Those two sectors, still up more than 15% year to date, have risen partly due to investor appetite for their high dividend yields amid historically low returns in fixed income. They are seen as the most vulnerable to sell-offs if rates start to rise.
Judging by the rotation that already started taking place in stocks, the market seems poised for higher rates.
The utilities sector of the S&P 500 closed Friday with its fourth consecutive week of losses and is down almost 6% from a record high hit early in July.
On the other hand, industrials, up three weeks in a row, closed just 0.2% below their record high set a month ago and are up more than 2% from this month’s low hit Aug. 1.
The recent decline in utilities and telecoms is “the most constructive thing we’ve seen recently in the market,” according to Art Hogan, chief market strategist at Wunderlich securities in New York.
He said the Fed is preparing markets for a rate hike this year. “Economic data have improved since the last time Yellen had a public speech,” said Hogan.
“The body language from Fed speakers over the last week or two lends itself for ‘get ready for liftoff.’ Dudley was choreographing a more hawkish Fed.”
For more on interest rates, watch:
A sector rotation in stocks won’t necessarily mean the S&P 500 will gain much over current levels, while the heightened probability of a U.S. rate hike won’t be a death blow to the market’s rally, according to Jim Paulsen, chief investment strategist at Wells Capital Management in Minneapolis.
“It would extinguish a potential bubble in defensive stocks, without taking the whole market down,” he said.

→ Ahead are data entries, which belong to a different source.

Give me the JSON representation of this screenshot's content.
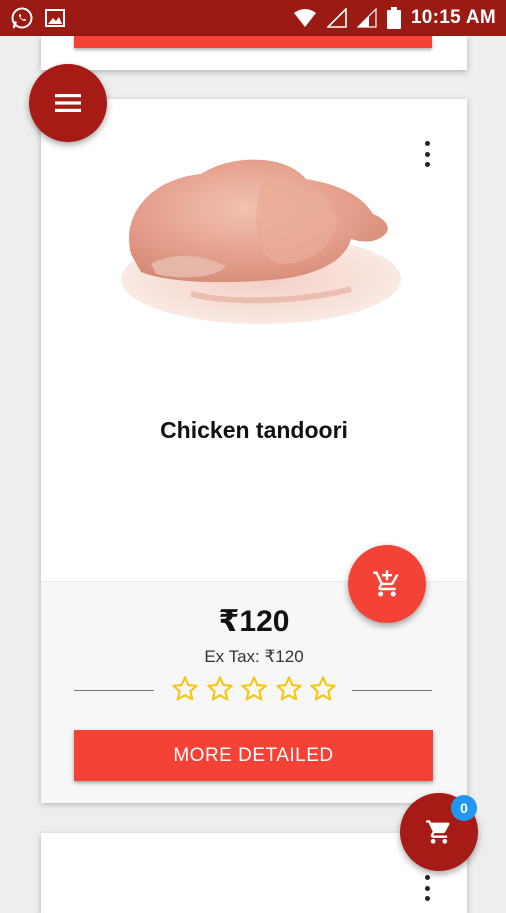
{
  "status_bar": {
    "time": "10:15 AM",
    "icons": [
      "whatsapp-icon",
      "image-icon",
      "wifi-icon",
      "signal-icon",
      "signal-icon",
      "battery-icon"
    ]
  },
  "product": {
    "name": "Chicken tandoori",
    "price": "₹120",
    "ex_tax": "Ex Tax: ₹120",
    "rating": 0,
    "rating_max": 5,
    "details_label": "MORE DETAILED"
  },
  "cart": {
    "count": "0"
  },
  "colors": {
    "status_bar": "#9b1b14",
    "accent_red": "#f44336",
    "dark_red": "#a61b15",
    "badge_blue": "#2196f3",
    "star": "#f5c518"
  }
}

He expects Yellen to sound at least marginally hawkish next week which, in turn, he said, will favor commodity stocks and other stocks linked to growth.
“The Fed is almost being forced to react to better economic momentum,” Paulsen said. “The market is turning more cyclical and away from defensive orientation.”